The new year brought in an arctic blast that a lot of plants that are in the ground now, probably didn’t care for.

South Carolina Ag Commissioner Hugh Weathers:
“That cold weather came though like a train. Then it was gone and 70 degrees. Our crops got some damage and the farmers probably know how severe it is. We learned that there was damage across the state.
Greens, young plants, that don’t have cover were the worst off. How many that need to be pulled up is not known yet. But those who covered or have the high tunnel barns, they seemed to see some help from that. One farmer had a 12 degree difference form under the barn and outside, that is significant.
Down in Charleston, they really never see that kind of weather and could have been unprepared. The Ambrose family farm reported some damage as did others.
There will be benefits from the cold weather, one will be insect reduction. Our peach trees do need those cold temperatures for an extended period of time for the crop to set for the following year. So for others like our grains, weather like this won’t have a big impact.”'

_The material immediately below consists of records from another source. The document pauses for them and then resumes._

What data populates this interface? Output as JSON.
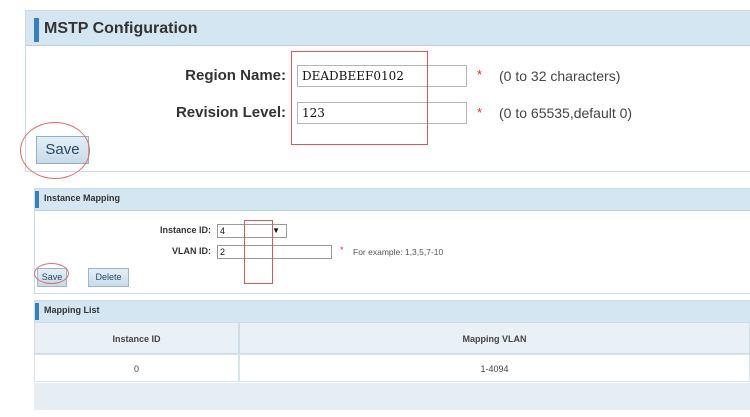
{
  "mstp": {
    "title": "MSTP Configuration",
    "region_name_label": "Region Name:",
    "region_name_value": "DEADBEEF0102",
    "region_name_hint": "(0 to 32 characters)",
    "revision_level_label": "Revision Level:",
    "revision_level_value": "123",
    "revision_level_hint": "(0 to 65535,default 0)",
    "required_mark": "*",
    "save_label": "Save"
  },
  "instance_mapping": {
    "title": "Instance Mapping",
    "instance_id_label": "Instance ID:",
    "instance_id_value": "4",
    "vlan_id_label": "VLAN ID:",
    "vlan_id_value": "2",
    "vlan_hint": "For example: 1,3,5,7-10",
    "required_mark": "*",
    "save_label": "Save",
    "delete_label": "Delete",
    "dropdown_icon": "caret-down-icon"
  },
  "mapping_list": {
    "title": "Mapping List",
    "columns": [
      "Instance ID",
      "Mapping VLAN"
    ],
    "rows": [
      {
        "instance_id": "0",
        "mapping_vlan": "1-4094"
      }
    ]
  },
  "colors": {
    "header_bg": "#d4e6f1",
    "accent_bar": "#3a7fba",
    "annotation_red": "#e05555",
    "required_star": "#e03030"
  }
}
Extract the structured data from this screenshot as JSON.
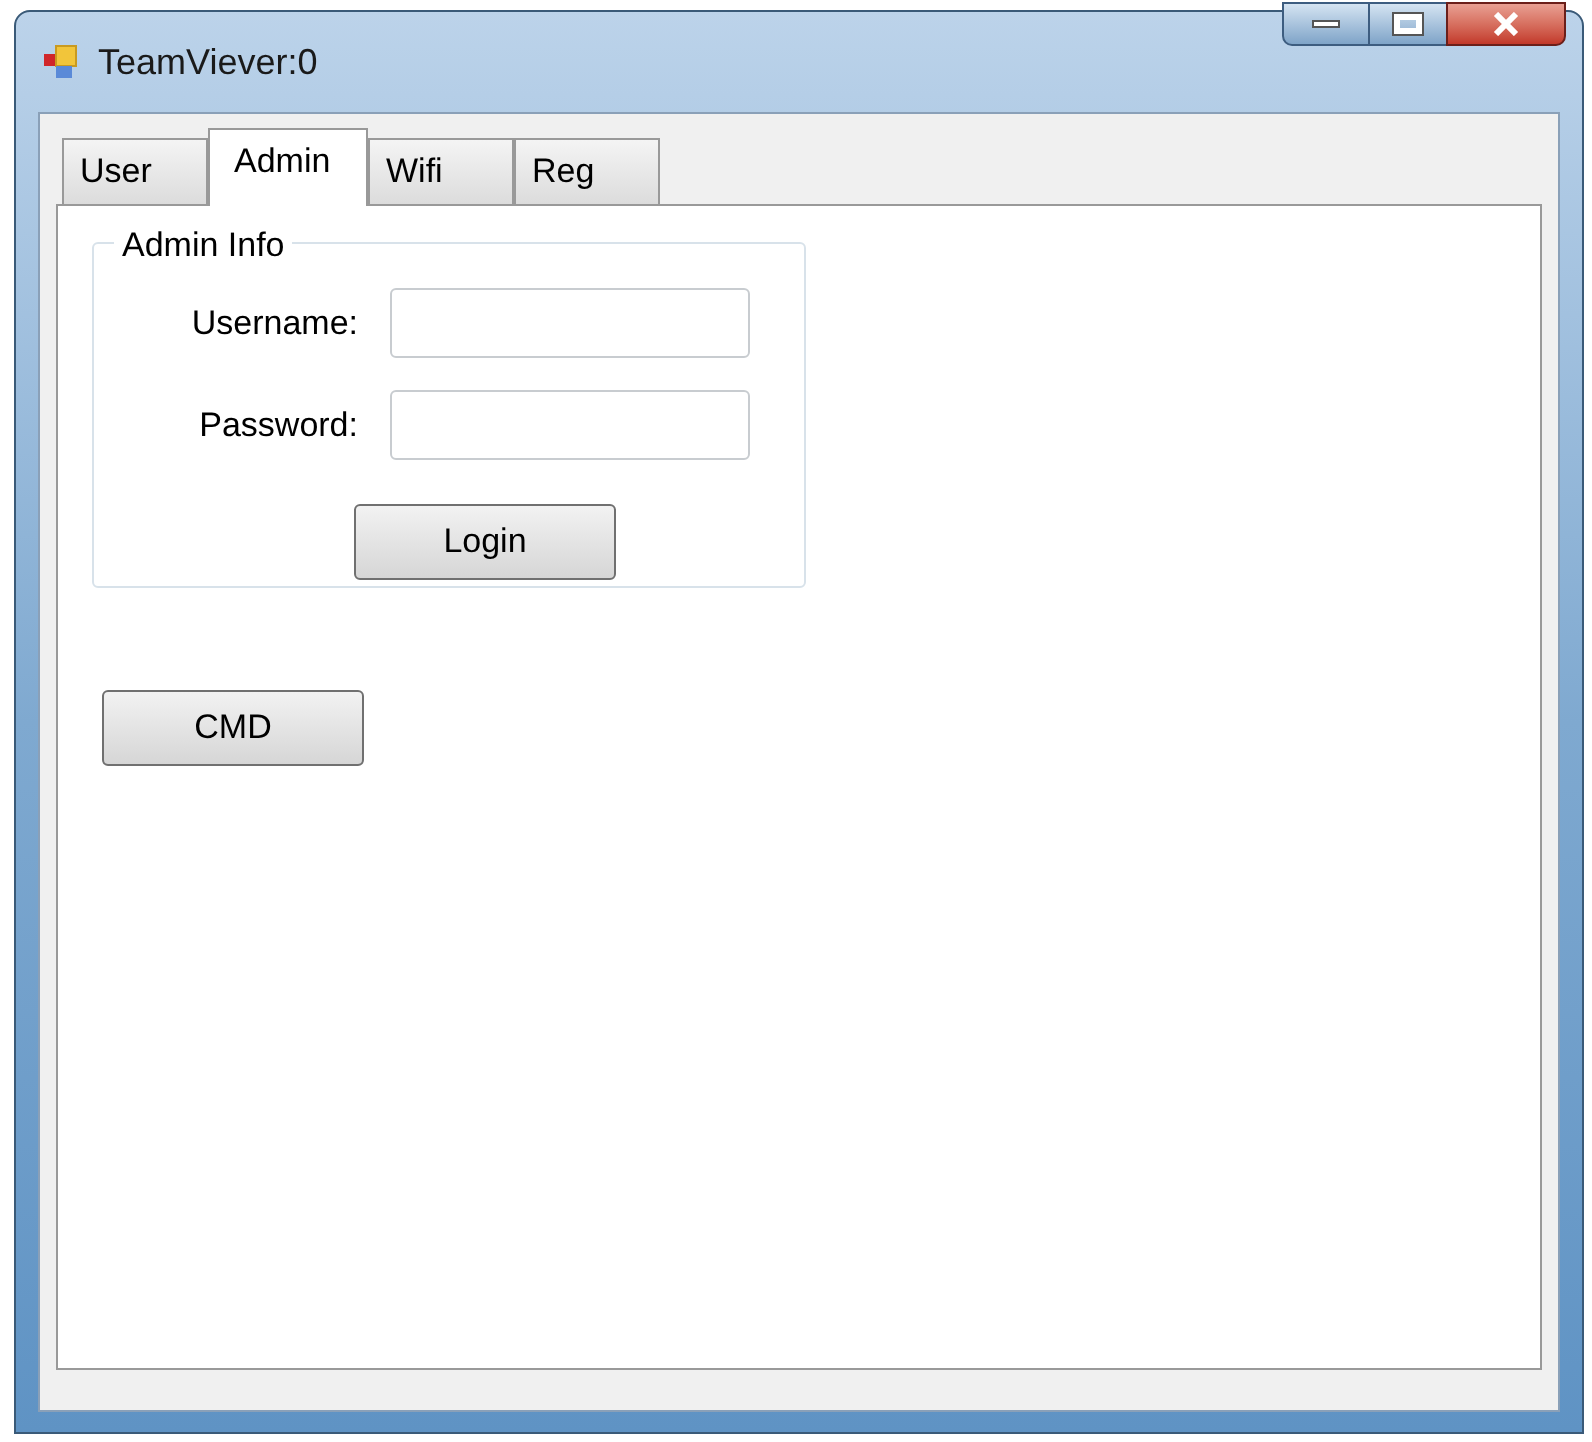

A native of the Texas Panhandle, Rhonda was born and raised on a cotton farm where she saw cotton farming evolve from ditch irrigation to center pivot irrigation and harvest trailers to modules. After graduating from Texas Tech University, she got her start in radio with KGNC News Talk 710 in Amarillo, Texas.